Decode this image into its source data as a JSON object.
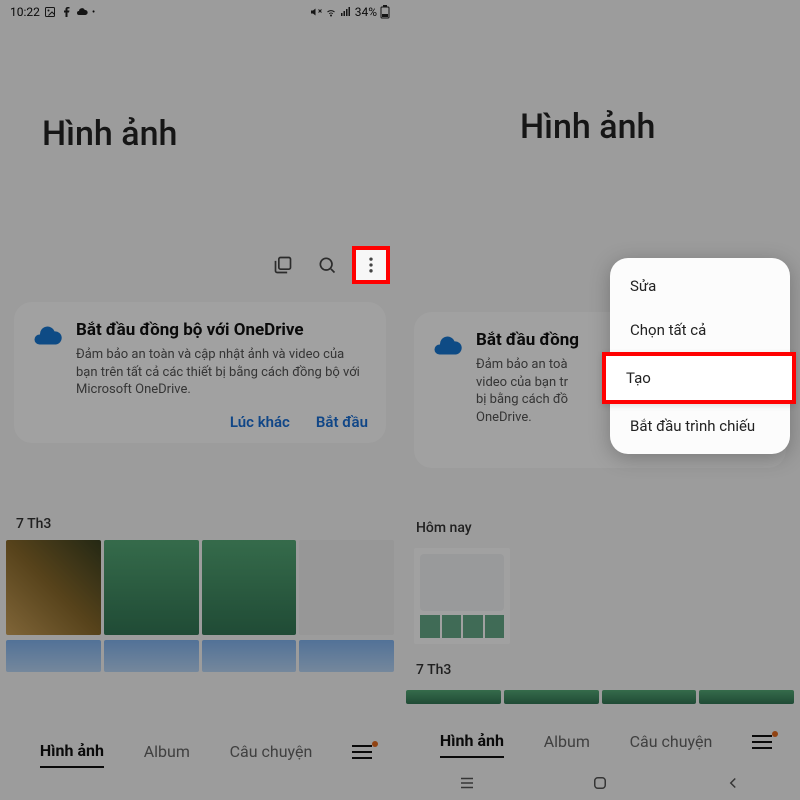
{
  "statusbar": {
    "time": "10:22",
    "battery": "34%"
  },
  "title": "Hình ảnh",
  "onedrive_card": {
    "title": "Bắt đầu đồng bộ với OneDrive",
    "title_truncated": "Bắt đầu đồng",
    "desc": "Đảm bảo an toàn và cập nhật ảnh và video của bạn trên tất cả các thiết bị bằng cách đồng bộ với Microsoft OneDrive.",
    "desc_truncated": "Đảm bảo an toàn video của bạn tr bị bằng cách đồ OneDrive.",
    "later": "Lúc khác",
    "start": "Bắt đầu"
  },
  "sections": {
    "date_7th3": "7 Th3",
    "today": "Hôm nay"
  },
  "tabs": {
    "photos": "Hình ảnh",
    "albums": "Album",
    "stories": "Câu chuyện"
  },
  "popup": {
    "edit": "Sửa",
    "select_all": "Chọn tất cả",
    "create": "Tạo",
    "slideshow": "Bắt đầu trình chiếu"
  }
}
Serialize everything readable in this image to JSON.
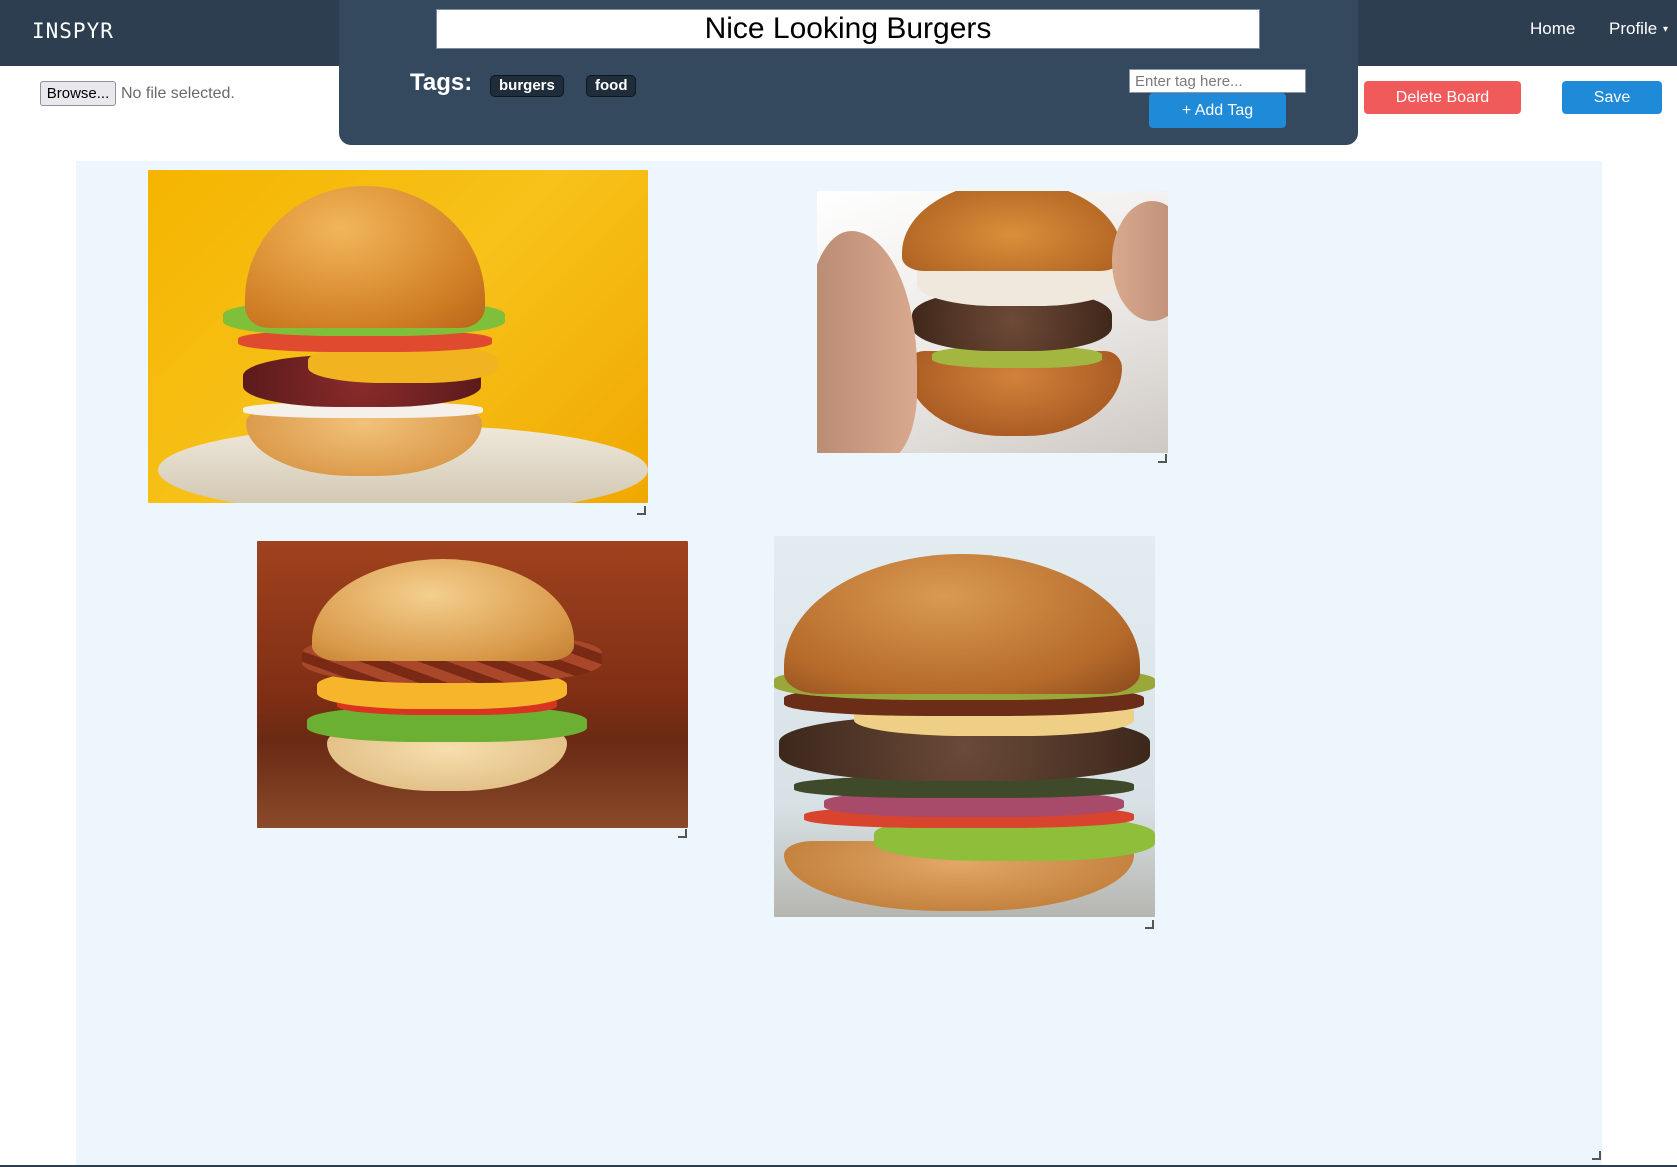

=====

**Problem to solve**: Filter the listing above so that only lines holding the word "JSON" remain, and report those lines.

**Solved problem**:
Decode this image into its source data as a JSON object.
Serialize everything readable in this image to JSON.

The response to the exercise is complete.